**Problem to work on**
Keeping each word and mark in place, write out the full listing once more.

**Exercise data**

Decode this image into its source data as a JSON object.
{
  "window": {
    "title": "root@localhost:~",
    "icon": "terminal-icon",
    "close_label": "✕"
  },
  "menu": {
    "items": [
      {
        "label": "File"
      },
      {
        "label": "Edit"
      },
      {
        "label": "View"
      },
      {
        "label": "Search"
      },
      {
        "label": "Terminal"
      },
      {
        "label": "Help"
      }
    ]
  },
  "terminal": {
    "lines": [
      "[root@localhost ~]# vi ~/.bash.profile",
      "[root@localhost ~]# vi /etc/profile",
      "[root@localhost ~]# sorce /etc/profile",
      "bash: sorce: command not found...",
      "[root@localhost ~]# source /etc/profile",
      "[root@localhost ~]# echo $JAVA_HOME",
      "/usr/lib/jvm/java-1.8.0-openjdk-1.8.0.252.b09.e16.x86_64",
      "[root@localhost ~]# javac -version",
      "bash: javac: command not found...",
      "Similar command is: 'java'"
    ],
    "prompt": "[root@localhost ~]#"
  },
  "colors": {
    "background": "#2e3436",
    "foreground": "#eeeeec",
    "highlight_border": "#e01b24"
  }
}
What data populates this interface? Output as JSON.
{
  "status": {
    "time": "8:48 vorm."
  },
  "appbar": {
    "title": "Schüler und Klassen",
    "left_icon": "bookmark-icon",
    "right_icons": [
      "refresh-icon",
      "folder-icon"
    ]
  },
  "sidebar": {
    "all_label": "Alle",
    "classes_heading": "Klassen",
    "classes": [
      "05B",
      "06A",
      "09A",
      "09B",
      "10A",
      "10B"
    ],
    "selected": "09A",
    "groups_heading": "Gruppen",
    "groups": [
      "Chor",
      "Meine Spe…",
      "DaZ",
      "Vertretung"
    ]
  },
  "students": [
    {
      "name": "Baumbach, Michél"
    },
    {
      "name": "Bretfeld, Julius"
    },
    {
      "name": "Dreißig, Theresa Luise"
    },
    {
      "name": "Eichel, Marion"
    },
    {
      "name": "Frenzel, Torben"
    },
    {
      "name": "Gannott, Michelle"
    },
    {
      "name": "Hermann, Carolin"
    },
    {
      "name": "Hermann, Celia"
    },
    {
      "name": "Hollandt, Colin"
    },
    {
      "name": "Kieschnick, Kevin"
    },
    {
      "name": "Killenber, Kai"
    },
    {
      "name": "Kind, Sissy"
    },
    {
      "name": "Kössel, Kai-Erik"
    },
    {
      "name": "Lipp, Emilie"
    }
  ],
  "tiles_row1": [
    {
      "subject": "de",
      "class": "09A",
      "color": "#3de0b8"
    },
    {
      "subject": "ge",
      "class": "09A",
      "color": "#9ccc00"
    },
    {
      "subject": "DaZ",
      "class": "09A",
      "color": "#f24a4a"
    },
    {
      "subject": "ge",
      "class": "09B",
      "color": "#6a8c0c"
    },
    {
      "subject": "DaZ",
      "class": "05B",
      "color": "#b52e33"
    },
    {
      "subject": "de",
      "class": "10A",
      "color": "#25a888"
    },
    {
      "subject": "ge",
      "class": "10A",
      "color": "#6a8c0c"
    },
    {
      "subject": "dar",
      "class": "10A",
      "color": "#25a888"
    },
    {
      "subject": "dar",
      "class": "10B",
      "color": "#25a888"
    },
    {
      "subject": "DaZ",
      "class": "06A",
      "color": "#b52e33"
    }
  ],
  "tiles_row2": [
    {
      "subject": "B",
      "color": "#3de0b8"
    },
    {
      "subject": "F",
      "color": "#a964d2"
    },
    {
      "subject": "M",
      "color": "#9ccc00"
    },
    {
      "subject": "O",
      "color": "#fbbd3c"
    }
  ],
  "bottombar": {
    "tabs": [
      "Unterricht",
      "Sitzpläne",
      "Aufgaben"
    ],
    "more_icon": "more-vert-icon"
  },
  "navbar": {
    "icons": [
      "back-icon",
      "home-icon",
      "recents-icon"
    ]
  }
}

**Response area**
Decode this image into its source data as a JSON object.
{
  "window": {
    "title": "root@localhost:~",
    "icon": "terminal-icon",
    "close_label": "✕"
  },
  "menu": {
    "items": [
      {
        "label": "File"
      },
      {
        "label": "Edit"
      },
      {
        "label": "View"
      },
      {
        "label": "Search"
      },
      {
        "label": "Terminal"
      },
      {
        "label": "Help"
      }
    ]
  },
  "terminal": {
    "lines": [
      "[root@localhost ~]# vi ~/.bash.profile",
      "[root@localhost ~]# vi /etc/profile",
      "[root@localhost ~]# sorce /etc/profile",
      "bash: sorce: command not found...",
      "[root@localhost ~]# source /etc/profile",
      "[root@localhost ~]# echo $JAVA_HOME",
      "/usr/lib/jvm/java-1.8.0-openjdk-1.8.0.252.b09.e16.x86_64",
      "[root@localhost ~]# javac -version",
      "bash: javac: command not found...",
      "Similar command is: 'java'"
    ],
    "prompt": "[root@localhost ~]#"
  },
  "colors": {
    "background": "#2e3436",
    "foreground": "#eeeeec",
    "highlight_border": "#e01b24"
  }
}
What data populates this interface? Output as JSON.
{
  "status": {
    "time": "8:48 vorm."
  },
  "appbar": {
    "title": "Schüler und Klassen",
    "left_icon": "bookmark-icon",
    "right_icons": [
      "refresh-icon",
      "folder-icon"
    ]
  },
  "sidebar": {
    "all_label": "Alle",
    "classes_heading": "Klassen",
    "classes": [
      "05B",
      "06A",
      "09A",
      "09B",
      "10A",
      "10B"
    ],
    "selected": "09A",
    "groups_heading": "Gruppen",
    "groups": [
      "Chor",
      "Meine Spe…",
      "DaZ",
      "Vertretung"
    ]
  },
  "students": [
    {
      "name": "Baumbach, Michél"
    },
    {
      "name": "Bretfeld, Julius"
    },
    {
      "name": "Dreißig, Theresa Luise"
    },
    {
      "name": "Eichel, Marion"
    },
    {
      "name": "Frenzel, Torben"
    },
    {
      "name": "Gannott, Michelle"
    },
    {
      "name": "Hermann, Carolin"
    },
    {
      "name": "Hermann, Celia"
    },
    {
      "name": "Hollandt, Colin"
    },
    {
      "name": "Kieschnick, Kevin"
    },
    {
      "name": "Killenber, Kai"
    },
    {
      "name": "Kind, Sissy"
    },
    {
      "name": "Kössel, Kai-Erik"
    },
    {
      "name": "Lipp, Emilie"
    }
  ],
  "tiles_row1": [
    {
      "subject": "de",
      "class": "09A",
      "color": "#3de0b8"
    },
    {
      "subject": "ge",
      "class": "09A",
      "color": "#9ccc00"
    },
    {
      "subject": "DaZ",
      "class": "09A",
      "color": "#f24a4a"
    },
    {
      "subject": "ge",
      "class": "09B",
      "color": "#6a8c0c"
    },
    {
      "subject": "DaZ",
      "class": "05B",
      "color": "#b52e33"
    },
    {
      "subject": "de",
      "class": "10A",
      "color": "#25a888"
    },
    {
      "subject": "ge",
      "class": "10A",
      "color": "#6a8c0c"
    },
    {
      "subject": "dar",
      "class": "10A",
      "color": "#25a888"
    },
    {
      "subject": "dar",
      "class": "10B",
      "color": "#25a888"
    },
    {
      "subject": "DaZ",
      "class": "06A",
      "color": "#b52e33"
    }
  ],
  "tiles_row2": [
    {
      "subject": "B",
      "color": "#3de0b8"
    },
    {
      "subject": "F",
      "color": "#a964d2"
    },
    {
      "subject": "M",
      "color": "#9ccc00"
    },
    {
      "subject": "O",
      "color": "#fbbd3c"
    }
  ],
  "bottombar": {
    "tabs": [
      "Unterricht",
      "Sitzpläne",
      "Aufgaben"
    ],
    "more_icon": "more-vert-icon"
  },
  "navbar": {
    "icons": [
      "back-icon",
      "home-icon",
      "recents-icon"
    ]
  }
}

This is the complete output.